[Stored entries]
○ ○ ○ ○

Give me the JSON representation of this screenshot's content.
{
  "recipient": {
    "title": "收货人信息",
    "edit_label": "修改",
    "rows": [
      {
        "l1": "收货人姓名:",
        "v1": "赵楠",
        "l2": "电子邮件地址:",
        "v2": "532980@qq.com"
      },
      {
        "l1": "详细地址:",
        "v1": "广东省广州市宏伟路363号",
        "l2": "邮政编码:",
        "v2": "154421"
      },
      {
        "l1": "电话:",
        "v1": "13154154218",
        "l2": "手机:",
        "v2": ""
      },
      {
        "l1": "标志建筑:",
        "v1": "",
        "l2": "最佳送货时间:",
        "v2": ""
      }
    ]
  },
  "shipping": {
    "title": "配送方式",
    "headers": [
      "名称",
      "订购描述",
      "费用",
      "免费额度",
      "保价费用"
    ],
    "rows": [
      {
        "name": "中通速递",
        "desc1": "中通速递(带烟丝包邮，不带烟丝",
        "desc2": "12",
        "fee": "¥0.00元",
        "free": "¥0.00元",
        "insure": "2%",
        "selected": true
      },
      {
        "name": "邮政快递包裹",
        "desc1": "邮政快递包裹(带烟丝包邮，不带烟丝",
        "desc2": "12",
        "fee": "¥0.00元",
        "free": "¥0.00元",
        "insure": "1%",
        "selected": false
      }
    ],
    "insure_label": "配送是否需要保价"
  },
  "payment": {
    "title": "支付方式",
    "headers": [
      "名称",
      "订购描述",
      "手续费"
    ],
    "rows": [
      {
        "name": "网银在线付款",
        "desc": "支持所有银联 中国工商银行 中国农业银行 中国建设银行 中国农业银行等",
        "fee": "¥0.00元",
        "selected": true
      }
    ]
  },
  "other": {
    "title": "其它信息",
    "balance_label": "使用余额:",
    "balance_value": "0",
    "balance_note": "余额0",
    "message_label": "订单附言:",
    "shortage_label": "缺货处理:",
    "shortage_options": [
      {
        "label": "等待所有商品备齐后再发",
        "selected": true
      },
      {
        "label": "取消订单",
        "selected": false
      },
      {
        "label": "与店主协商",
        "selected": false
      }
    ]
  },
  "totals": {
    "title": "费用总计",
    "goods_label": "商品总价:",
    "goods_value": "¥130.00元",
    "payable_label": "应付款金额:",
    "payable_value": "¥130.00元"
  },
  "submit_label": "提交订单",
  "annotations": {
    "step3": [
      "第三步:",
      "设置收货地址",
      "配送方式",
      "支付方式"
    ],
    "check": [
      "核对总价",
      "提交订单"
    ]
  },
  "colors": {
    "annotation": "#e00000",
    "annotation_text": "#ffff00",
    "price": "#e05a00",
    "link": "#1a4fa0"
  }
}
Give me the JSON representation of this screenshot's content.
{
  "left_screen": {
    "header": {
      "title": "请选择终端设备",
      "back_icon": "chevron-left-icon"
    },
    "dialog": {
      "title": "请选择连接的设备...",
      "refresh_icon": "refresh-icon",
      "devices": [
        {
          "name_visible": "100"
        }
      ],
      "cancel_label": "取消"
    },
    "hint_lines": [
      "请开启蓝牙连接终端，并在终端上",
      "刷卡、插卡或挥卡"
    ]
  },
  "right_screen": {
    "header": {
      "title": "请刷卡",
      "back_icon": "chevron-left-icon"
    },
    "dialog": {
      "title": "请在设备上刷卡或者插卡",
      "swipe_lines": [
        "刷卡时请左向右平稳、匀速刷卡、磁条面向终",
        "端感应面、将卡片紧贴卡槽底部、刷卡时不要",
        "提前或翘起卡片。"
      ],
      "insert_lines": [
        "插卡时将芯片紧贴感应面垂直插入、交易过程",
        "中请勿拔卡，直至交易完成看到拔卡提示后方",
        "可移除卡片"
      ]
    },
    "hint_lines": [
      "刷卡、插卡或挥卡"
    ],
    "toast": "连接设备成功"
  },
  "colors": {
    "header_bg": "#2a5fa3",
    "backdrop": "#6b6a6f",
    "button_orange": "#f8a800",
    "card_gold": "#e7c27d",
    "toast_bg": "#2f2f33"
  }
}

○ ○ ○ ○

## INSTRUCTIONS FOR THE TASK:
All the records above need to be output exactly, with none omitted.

## EXERCISE RESPONSE:
Give me the JSON representation of this screenshot's content.
{
  "recipient": {
    "title": "收货人信息",
    "edit_label": "修改",
    "rows": [
      {
        "l1": "收货人姓名:",
        "v1": "赵楠",
        "l2": "电子邮件地址:",
        "v2": "532980@qq.com"
      },
      {
        "l1": "详细地址:",
        "v1": "广东省广州市宏伟路363号",
        "l2": "邮政编码:",
        "v2": "154421"
      },
      {
        "l1": "电话:",
        "v1": "13154154218",
        "l2": "手机:",
        "v2": ""
      },
      {
        "l1": "标志建筑:",
        "v1": "",
        "l2": "最佳送货时间:",
        "v2": ""
      }
    ]
  },
  "shipping": {
    "title": "配送方式",
    "headers": [
      "名称",
      "订购描述",
      "费用",
      "免费额度",
      "保价费用"
    ],
    "rows": [
      {
        "name": "中通速递",
        "desc1": "中通速递(带烟丝包邮，不带烟丝",
        "desc2": "12",
        "fee": "¥0.00元",
        "free": "¥0.00元",
        "insure": "2%",
        "selected": true
      },
      {
        "name": "邮政快递包裹",
        "desc1": "邮政快递包裹(带烟丝包邮，不带烟丝",
        "desc2": "12",
        "fee": "¥0.00元",
        "free": "¥0.00元",
        "insure": "1%",
        "selected": false
      }
    ],
    "insure_label": "配送是否需要保价"
  },
  "payment": {
    "title": "支付方式",
    "headers": [
      "名称",
      "订购描述",
      "手续费"
    ],
    "rows": [
      {
        "name": "网银在线付款",
        "desc": "支持所有银联 中国工商银行 中国农业银行 中国建设银行 中国农业银行等",
        "fee": "¥0.00元",
        "selected": true
      }
    ]
  },
  "other": {
    "title": "其它信息",
    "balance_label": "使用余额:",
    "balance_value": "0",
    "balance_note": "余额0",
    "message_label": "订单附言:",
    "shortage_label": "缺货处理:",
    "shortage_options": [
      {
        "label": "等待所有商品备齐后再发",
        "selected": true
      },
      {
        "label": "取消订单",
        "selected": false
      },
      {
        "label": "与店主协商",
        "selected": false
      }
    ]
  },
  "totals": {
    "title": "费用总计",
    "goods_label": "商品总价:",
    "goods_value": "¥130.00元",
    "payable_label": "应付款金额:",
    "payable_value": "¥130.00元"
  },
  "submit_label": "提交订单",
  "annotations": {
    "step3": [
      "第三步:",
      "设置收货地址",
      "配送方式",
      "支付方式"
    ],
    "check": [
      "核对总价",
      "提交订单"
    ]
  },
  "colors": {
    "annotation": "#e00000",
    "annotation_text": "#ffff00",
    "price": "#e05a00",
    "link": "#1a4fa0"
  }
}
Give me the JSON representation of this screenshot's content.
{
  "left_screen": {
    "header": {
      "title": "请选择终端设备",
      "back_icon": "chevron-left-icon"
    },
    "dialog": {
      "title": "请选择连接的设备...",
      "refresh_icon": "refresh-icon",
      "devices": [
        {
          "name_visible": "100"
        }
      ],
      "cancel_label": "取消"
    },
    "hint_lines": [
      "请开启蓝牙连接终端，并在终端上",
      "刷卡、插卡或挥卡"
    ]
  },
  "right_screen": {
    "header": {
      "title": "请刷卡",
      "back_icon": "chevron-left-icon"
    },
    "dialog": {
      "title": "请在设备上刷卡或者插卡",
      "swipe_lines": [
        "刷卡时请左向右平稳、匀速刷卡、磁条面向终",
        "端感应面、将卡片紧贴卡槽底部、刷卡时不要",
        "提前或翘起卡片。"
      ],
      "insert_lines": [
        "插卡时将芯片紧贴感应面垂直插入、交易过程",
        "中请勿拔卡，直至交易完成看到拔卡提示后方",
        "可移除卡片"
      ]
    },
    "hint_lines": [
      "刷卡、插卡或挥卡"
    ],
    "toast": "连接设备成功"
  },
  "colors": {
    "header_bg": "#2a5fa3",
    "backdrop": "#6b6a6f",
    "button_orange": "#f8a800",
    "card_gold": "#e7c27d",
    "toast_bg": "#2f2f33"
  }
}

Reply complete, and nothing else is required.